== Information provided

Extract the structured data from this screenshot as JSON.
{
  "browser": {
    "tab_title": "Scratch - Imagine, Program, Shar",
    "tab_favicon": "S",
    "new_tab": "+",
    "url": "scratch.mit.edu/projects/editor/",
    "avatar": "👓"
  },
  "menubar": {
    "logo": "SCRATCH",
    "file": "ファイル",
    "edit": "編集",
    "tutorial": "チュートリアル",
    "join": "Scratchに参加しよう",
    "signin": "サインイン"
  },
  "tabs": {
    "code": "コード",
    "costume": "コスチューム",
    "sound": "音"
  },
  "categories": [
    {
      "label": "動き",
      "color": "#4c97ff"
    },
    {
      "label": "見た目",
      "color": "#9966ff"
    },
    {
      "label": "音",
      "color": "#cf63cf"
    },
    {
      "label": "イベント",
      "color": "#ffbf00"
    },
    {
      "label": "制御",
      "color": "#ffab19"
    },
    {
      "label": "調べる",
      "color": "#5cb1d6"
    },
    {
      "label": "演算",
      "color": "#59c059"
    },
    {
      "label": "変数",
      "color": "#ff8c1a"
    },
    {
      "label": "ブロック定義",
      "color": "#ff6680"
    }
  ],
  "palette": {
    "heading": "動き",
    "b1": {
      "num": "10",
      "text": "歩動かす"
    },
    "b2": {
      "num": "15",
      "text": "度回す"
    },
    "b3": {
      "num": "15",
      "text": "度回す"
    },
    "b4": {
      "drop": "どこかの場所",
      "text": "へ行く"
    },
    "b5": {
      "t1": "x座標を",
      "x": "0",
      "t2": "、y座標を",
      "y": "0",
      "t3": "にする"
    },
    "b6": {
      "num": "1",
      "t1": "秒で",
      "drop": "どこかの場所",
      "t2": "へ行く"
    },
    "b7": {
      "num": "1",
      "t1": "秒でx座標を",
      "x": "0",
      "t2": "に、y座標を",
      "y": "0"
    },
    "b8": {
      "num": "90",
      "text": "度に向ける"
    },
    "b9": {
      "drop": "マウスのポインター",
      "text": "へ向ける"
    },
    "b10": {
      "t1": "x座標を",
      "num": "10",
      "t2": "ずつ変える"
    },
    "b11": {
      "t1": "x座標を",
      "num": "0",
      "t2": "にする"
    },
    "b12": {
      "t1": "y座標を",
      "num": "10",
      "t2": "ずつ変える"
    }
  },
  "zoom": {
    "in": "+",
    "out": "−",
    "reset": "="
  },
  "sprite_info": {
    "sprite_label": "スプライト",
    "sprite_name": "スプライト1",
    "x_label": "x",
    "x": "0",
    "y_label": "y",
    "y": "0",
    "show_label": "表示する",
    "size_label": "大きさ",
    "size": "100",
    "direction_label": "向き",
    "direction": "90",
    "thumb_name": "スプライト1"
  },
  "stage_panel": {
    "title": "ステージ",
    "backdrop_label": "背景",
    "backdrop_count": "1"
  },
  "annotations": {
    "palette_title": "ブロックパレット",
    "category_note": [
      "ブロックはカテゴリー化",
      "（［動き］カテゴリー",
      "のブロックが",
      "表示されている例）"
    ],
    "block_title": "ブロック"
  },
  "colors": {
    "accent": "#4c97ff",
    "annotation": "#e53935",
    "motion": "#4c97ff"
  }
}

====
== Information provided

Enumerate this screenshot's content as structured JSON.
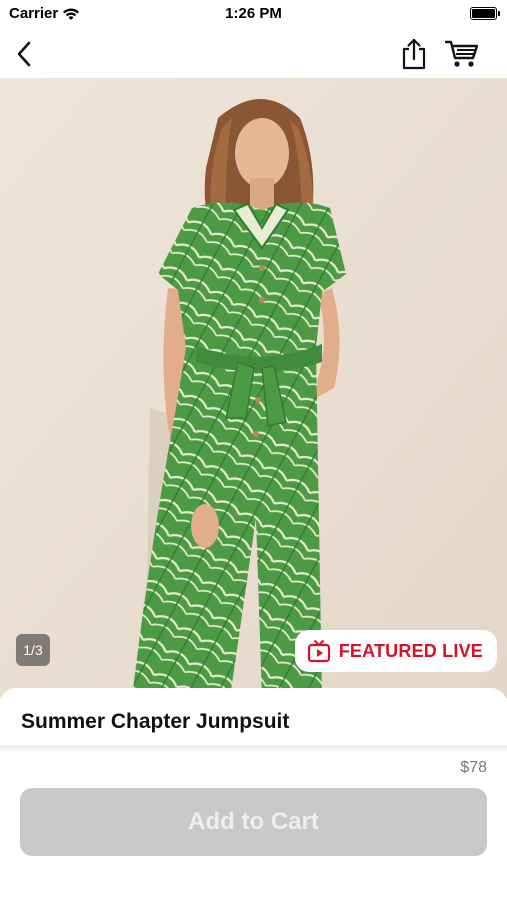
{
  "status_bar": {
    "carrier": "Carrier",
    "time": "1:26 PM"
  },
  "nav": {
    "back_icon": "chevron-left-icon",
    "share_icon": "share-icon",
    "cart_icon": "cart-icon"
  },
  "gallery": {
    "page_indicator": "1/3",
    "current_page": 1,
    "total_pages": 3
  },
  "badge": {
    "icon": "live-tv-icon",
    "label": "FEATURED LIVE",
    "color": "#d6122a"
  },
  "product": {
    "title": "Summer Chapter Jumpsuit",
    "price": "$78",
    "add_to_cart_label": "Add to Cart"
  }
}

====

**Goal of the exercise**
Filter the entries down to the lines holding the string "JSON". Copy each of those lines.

**Answer below**
Extract the structured data from this screenshot as JSON.
Enumerate this screenshot's content as structured JSON.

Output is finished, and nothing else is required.